Editor’s Note: This post was written as a preview of an upcoming Supreme Court of Canada decision for the Fantasy Courts website and newsletter.

This Week at the SCC

On Friday, April 29, 2022, the SCC is releasing its decision in R. v. Dussault. At issue is whether there is a continuous right to counsel protected by s. 10(b) of the Charter.

The respondent, Dussault, was arrested for murder and arson. Before his trial, he moved to exclude from the evidence an incriminating statement he had made to the police while being questioned on the basis it was a result of a violation of his right to counsel protected by s. 10(b) of the Charter. He had spoken to his lawyer by phone, but then the police refused to let him continue consulting his lawyer when he arrived at the police station. The trial judge found that the respondent’s statement was admissible in evidence and a jury then found him guilty of second degree murder.

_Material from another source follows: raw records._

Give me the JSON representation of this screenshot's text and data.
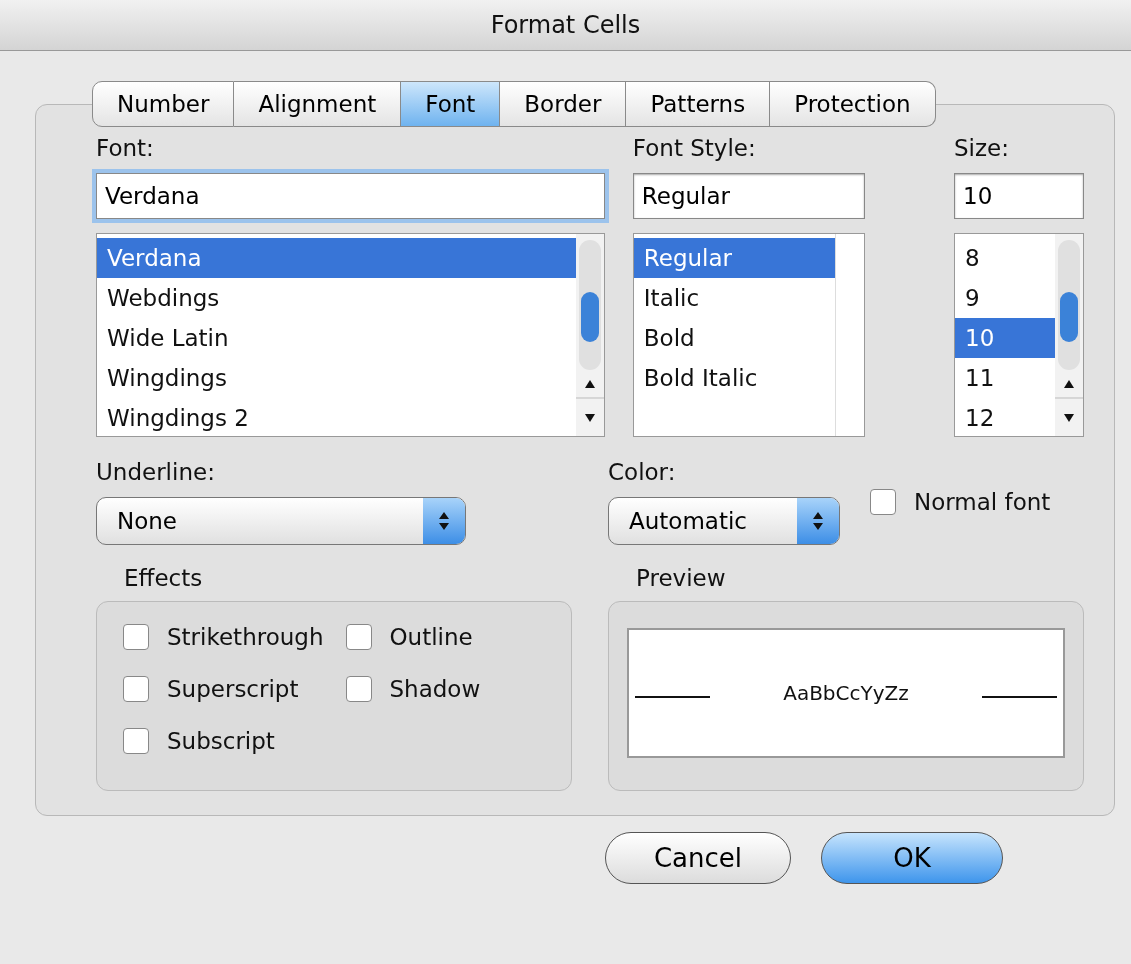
{
  "window": {
    "title": "Format Cells"
  },
  "tabs": [
    {
      "label": "Number",
      "selected": false
    },
    {
      "label": "Alignment",
      "selected": false
    },
    {
      "label": "Font",
      "selected": true
    },
    {
      "label": "Border",
      "selected": false
    },
    {
      "label": "Patterns",
      "selected": false
    },
    {
      "label": "Protection",
      "selected": false
    }
  ],
  "font": {
    "label": "Font:",
    "value": "Verdana",
    "focused": true,
    "scrollbar": true,
    "options": [
      {
        "label": "Verdana",
        "selected": true
      },
      {
        "label": "Webdings",
        "selected": false
      },
      {
        "label": "Wide Latin",
        "selected": false
      },
      {
        "label": "Wingdings",
        "selected": false
      },
      {
        "label": "Wingdings 2",
        "selected": false
      }
    ]
  },
  "font_style": {
    "label": "Font Style:",
    "value": "Regular",
    "focused": false,
    "scrollbar": false,
    "options": [
      {
        "label": "Regular",
        "selected": true
      },
      {
        "label": "Italic",
        "selected": false
      },
      {
        "label": "Bold",
        "selected": false
      },
      {
        "label": "Bold Italic",
        "selected": false
      }
    ]
  },
  "size": {
    "label": "Size:",
    "value": "10",
    "focused": false,
    "scrollbar": true,
    "options": [
      {
        "label": "8",
        "selected": false
      },
      {
        "label": "9",
        "selected": false
      },
      {
        "label": "10",
        "selected": true
      },
      {
        "label": "11",
        "selected": false
      },
      {
        "label": "12",
        "selected": false
      }
    ]
  },
  "underline": {
    "label": "Underline:",
    "value": "None"
  },
  "color": {
    "label": "Color:",
    "value": "Automatic"
  },
  "normal_font": {
    "label": "Normal font",
    "checked": false
  },
  "effects": {
    "title": "Effects",
    "options": [
      {
        "label": "Strikethrough",
        "checked": false
      },
      {
        "label": "Outline",
        "checked": false
      },
      {
        "label": "Superscript",
        "checked": false
      },
      {
        "label": "Shadow",
        "checked": false
      },
      {
        "label": "Subscript",
        "checked": false
      }
    ]
  },
  "preview": {
    "title": "Preview",
    "sample": "AaBbCcYyZz"
  },
  "buttons": [
    {
      "label": "Cancel",
      "kind": "normal"
    },
    {
      "label": "OK",
      "kind": "default"
    }
  ]
}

The respondent appealed and the Court of Appeal unanimously allowed the appeal, set aside the guilty verdict and ordered a new trial. The refusal of the police to allow the respondent to continue consulting his lawyer was a violation of the police duty to ensure the application of s. 10(b) of the Charter.

At the SCC, the argument focused largely on whether the respondent’s initial consultation with his lawyer was cut off and the reason the lawyer decided to attend the police station after that initial call. I don’t see this case changing the law significantly in any respect, but instead it’s a matter of resolving what actually happened factually in this particular case. I’m leaning towards appeal dismissed on the basis the Court of Appeal likely sorted out the factual error.

Last SCC Decision

  • On April 14, 2022, the Supreme Court of Canada released its decision in R. v. Tim, 2022 SCC 12.
  • In a 6:1 split the Court dismissed the appeal.
  • Justice Jamal for the majority wrote that the police breached s. 9 of the Charter by arresting the accused based on a mistake of law about the legal status of a pill he had in his possession. Because Mr. Tim’s arrest was unlawful, the searches of him and his car that followed also violated his section 8 Charter right.
  • However, applying s. 24(2), the Court found the evidence should be admitted. The violations were on the less serious end of the spectrum, while the evidence was reliable and essential to the prosecution of serious offences.
  • Justice Brown in dissent would have allowed the appeal and acquitted Mr. Tim. He found that admitting the evidence would bring the administration of justice into disrepute because of the seriousness of the Charter-infringing conduct.
  • Only 39% correctly predicted the outcome.

-Tom Slade